3PL Companies and Customer Retention

Kane Logistics | September 19, 2012

We lost a customer today…

Having just joined the KANE organization in January 2012, I've been focused on building our Business Development team.  During this time I had the opportunity to talk to quite a few customers who all had great things to say about our organization.  It didn't occur to me that there may be customers who were not receiving the same great service and attention.  After all, for 82 years KANE has had a pretty good formula for keeping customers happy – a formula captured in The KANE Code

Then the letter came.  It was from one of our long time customers who decided that we had not delivered on their expectations. 

I called the customer to talk about their decision and what had gone wrong.  It was a hard conversation to have.  It was quite evident that he had spent a good deal of time reviewing and researching alternative 3PL companies and comparing their offerings to what he was receiving from our organization.  This motivated me to do my own research on what causes a customer to look for alternatives and to make changes in their provider network.  The following warning signs apply not only to 3PL companies but to any company that manages customer relationships.

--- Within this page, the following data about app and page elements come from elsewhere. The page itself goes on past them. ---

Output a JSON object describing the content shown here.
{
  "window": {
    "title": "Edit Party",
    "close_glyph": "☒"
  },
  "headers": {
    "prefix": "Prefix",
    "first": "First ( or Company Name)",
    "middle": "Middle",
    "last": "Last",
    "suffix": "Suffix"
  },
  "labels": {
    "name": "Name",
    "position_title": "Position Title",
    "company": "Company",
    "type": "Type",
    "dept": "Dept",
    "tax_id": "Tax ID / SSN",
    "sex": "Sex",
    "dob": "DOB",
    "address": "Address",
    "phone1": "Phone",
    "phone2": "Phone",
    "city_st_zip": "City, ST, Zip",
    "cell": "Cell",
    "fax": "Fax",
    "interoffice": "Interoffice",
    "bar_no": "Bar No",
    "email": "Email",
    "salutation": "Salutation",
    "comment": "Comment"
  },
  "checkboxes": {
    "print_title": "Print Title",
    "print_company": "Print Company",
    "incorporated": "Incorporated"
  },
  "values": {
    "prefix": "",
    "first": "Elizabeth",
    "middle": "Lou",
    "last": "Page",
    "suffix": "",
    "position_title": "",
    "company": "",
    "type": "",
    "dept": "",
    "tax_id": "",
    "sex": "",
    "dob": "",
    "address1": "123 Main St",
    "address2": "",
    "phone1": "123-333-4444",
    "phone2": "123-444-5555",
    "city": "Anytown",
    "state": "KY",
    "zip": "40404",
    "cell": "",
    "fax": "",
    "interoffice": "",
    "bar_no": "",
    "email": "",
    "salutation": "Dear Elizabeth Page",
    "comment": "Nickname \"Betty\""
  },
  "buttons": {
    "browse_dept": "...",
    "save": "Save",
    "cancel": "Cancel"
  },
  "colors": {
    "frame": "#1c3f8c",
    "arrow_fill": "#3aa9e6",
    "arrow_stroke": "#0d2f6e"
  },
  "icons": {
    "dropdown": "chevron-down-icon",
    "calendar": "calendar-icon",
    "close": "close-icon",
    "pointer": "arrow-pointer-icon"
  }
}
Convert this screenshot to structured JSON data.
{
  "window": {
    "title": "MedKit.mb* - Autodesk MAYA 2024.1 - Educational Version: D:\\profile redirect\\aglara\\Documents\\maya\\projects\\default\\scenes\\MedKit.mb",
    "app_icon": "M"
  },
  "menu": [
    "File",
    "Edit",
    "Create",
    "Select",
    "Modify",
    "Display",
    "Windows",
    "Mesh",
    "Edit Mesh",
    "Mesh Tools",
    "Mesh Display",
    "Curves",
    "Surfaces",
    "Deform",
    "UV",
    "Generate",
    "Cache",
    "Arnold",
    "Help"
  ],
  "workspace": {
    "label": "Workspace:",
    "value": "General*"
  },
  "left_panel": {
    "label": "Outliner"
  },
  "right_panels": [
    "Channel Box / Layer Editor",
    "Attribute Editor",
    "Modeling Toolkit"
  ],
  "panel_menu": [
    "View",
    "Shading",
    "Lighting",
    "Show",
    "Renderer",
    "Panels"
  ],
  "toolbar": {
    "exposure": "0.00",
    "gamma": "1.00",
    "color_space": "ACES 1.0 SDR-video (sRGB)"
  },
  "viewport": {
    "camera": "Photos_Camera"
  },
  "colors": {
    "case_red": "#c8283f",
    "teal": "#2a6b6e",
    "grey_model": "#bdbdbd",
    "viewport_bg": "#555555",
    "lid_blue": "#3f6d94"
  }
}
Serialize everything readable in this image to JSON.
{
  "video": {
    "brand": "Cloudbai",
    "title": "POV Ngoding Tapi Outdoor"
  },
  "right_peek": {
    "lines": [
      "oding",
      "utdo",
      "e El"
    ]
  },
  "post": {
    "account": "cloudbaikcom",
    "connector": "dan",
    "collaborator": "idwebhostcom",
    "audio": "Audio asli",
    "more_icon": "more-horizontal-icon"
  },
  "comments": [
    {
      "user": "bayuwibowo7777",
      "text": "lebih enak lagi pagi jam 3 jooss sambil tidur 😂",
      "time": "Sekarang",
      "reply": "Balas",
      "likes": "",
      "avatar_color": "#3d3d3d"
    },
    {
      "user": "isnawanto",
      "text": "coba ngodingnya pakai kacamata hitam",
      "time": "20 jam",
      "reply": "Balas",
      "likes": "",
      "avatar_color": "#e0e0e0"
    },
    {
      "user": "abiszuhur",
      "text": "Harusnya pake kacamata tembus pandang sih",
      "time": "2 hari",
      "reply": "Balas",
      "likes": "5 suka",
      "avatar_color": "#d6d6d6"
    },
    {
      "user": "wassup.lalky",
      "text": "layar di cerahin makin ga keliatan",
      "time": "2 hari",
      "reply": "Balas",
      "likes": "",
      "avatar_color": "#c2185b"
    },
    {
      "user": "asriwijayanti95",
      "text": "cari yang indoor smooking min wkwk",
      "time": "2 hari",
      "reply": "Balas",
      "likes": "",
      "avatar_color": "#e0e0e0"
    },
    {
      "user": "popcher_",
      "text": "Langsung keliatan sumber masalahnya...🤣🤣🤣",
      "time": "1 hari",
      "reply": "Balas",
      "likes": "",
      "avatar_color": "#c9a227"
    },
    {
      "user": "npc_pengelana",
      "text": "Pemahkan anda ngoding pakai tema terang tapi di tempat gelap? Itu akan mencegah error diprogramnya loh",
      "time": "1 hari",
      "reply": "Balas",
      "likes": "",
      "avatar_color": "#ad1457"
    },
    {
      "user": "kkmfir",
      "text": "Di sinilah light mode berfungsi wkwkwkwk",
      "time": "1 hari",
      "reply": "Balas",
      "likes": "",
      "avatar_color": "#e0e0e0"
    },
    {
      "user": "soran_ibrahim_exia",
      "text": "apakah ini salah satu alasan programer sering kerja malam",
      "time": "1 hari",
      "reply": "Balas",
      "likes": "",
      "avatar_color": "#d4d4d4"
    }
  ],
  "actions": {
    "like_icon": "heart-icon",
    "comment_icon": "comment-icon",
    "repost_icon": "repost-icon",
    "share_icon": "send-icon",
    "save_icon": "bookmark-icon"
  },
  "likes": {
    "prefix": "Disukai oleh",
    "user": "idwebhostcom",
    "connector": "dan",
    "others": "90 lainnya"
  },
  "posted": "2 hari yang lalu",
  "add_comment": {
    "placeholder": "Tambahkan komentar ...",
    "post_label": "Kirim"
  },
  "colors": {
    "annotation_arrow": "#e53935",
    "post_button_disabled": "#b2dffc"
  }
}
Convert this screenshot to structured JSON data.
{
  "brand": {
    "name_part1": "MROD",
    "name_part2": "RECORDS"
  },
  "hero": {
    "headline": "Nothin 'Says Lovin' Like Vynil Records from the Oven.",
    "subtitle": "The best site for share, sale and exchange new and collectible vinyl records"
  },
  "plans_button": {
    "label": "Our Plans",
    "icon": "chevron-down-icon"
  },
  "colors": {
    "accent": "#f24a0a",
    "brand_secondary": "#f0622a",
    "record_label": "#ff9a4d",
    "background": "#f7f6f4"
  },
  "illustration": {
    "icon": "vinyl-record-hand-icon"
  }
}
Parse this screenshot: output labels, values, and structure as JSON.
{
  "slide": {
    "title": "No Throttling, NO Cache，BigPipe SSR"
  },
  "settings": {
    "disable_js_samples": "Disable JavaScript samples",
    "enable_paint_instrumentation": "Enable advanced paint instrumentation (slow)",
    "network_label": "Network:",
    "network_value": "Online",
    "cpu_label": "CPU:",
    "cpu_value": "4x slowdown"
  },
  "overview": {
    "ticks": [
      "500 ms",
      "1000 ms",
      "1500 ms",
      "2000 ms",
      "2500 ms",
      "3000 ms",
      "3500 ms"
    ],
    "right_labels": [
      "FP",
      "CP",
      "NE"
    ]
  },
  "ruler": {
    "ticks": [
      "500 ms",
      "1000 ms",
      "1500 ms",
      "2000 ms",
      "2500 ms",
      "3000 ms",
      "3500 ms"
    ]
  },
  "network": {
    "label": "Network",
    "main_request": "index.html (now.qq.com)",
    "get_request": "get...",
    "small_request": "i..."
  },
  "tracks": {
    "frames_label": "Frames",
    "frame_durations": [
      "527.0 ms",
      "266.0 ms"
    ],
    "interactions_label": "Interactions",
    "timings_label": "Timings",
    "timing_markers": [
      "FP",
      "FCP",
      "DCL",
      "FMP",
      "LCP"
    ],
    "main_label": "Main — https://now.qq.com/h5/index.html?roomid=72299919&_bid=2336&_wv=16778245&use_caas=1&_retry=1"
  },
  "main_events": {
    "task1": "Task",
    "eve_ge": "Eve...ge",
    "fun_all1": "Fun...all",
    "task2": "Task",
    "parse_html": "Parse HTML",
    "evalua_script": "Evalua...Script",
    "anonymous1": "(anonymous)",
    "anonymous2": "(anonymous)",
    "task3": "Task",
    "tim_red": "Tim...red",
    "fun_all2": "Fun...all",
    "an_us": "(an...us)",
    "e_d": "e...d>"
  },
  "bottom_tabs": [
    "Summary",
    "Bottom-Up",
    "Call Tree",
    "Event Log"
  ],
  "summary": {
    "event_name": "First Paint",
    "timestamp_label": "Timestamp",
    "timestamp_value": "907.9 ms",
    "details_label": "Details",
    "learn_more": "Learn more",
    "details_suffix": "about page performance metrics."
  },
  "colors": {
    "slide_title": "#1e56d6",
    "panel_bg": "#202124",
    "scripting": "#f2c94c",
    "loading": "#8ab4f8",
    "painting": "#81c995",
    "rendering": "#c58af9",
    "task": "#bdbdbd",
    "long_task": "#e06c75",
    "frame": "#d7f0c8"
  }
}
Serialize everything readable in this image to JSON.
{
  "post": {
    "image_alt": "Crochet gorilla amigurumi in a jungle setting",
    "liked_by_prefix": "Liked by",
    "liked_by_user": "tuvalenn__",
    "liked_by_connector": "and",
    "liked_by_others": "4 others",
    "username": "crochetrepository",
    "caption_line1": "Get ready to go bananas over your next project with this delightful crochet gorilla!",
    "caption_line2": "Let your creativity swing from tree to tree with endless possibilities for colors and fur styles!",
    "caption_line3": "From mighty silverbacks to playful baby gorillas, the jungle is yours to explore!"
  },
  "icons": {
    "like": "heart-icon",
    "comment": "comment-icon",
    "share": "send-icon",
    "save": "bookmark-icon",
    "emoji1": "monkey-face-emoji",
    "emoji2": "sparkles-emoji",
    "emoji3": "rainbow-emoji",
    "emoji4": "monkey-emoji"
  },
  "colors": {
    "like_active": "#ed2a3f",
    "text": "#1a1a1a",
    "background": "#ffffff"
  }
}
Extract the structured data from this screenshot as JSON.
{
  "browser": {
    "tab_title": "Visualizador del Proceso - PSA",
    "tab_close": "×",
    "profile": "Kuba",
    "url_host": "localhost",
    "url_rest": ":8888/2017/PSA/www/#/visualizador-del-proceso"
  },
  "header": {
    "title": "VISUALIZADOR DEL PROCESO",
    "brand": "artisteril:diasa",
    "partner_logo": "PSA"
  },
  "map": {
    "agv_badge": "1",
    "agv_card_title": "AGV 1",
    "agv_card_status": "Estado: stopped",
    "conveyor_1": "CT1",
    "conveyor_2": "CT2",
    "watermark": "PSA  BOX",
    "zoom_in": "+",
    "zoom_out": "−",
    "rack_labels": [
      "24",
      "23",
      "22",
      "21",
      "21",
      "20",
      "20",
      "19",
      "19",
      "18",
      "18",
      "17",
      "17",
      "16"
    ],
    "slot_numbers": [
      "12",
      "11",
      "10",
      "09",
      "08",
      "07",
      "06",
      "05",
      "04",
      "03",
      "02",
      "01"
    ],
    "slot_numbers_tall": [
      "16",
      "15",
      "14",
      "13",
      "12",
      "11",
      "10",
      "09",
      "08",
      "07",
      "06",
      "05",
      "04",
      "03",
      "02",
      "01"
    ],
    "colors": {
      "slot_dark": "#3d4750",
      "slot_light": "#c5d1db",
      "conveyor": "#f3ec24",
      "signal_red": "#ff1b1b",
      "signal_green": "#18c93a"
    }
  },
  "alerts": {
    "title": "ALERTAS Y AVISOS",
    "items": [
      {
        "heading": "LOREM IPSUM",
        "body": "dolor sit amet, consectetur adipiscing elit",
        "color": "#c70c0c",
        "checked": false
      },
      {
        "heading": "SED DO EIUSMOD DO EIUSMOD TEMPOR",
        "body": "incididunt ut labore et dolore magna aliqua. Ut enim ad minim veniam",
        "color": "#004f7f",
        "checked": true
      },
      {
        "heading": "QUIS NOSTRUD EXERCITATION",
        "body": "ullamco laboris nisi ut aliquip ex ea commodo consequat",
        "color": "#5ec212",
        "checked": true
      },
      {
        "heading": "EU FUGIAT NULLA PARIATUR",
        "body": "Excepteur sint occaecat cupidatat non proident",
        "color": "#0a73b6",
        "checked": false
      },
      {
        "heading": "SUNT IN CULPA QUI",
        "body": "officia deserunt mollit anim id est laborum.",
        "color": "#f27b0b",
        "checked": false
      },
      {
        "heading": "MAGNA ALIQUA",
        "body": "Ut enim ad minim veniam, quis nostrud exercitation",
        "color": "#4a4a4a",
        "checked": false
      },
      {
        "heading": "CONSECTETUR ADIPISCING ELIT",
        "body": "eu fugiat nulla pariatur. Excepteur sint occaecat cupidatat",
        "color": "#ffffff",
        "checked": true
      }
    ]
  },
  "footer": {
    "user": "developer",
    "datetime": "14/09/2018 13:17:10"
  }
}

1.  They feel they are being taken for granted – Too many times we think we are giving the customer the right amount of attention, when in fact the customer perceives that we are just going through the motions.

2.  Commitments made and not kept – Sometimes, in the spirit of wanting to help the customer, we make a commitment we are not absolutely sure we can keep.  In many cases, customers make their own commitments within their company based on our promise.  When we fail to deliver so do they, often with negative consequences. 

3.  Lack of Communication – The lack of contact with a customer will cause them to listen to other organizations'.  If we aren't constantly communicating with our clients, someone else will. 

4.  Difficult to deal with – Whether it's internal bureaucracy or a perceived lack of urgency, a customer's patience has its limits.  The easier we make ourselves to work with, the better off we will be. 

5.  Indifference – Nothing will send a customer looking for alternatives faster than a company whose people treat a customer like an imposition.  Remember, having a customer is a privilege, not a right.  Those companies who focus on customers and treat them with respect will win in the long run.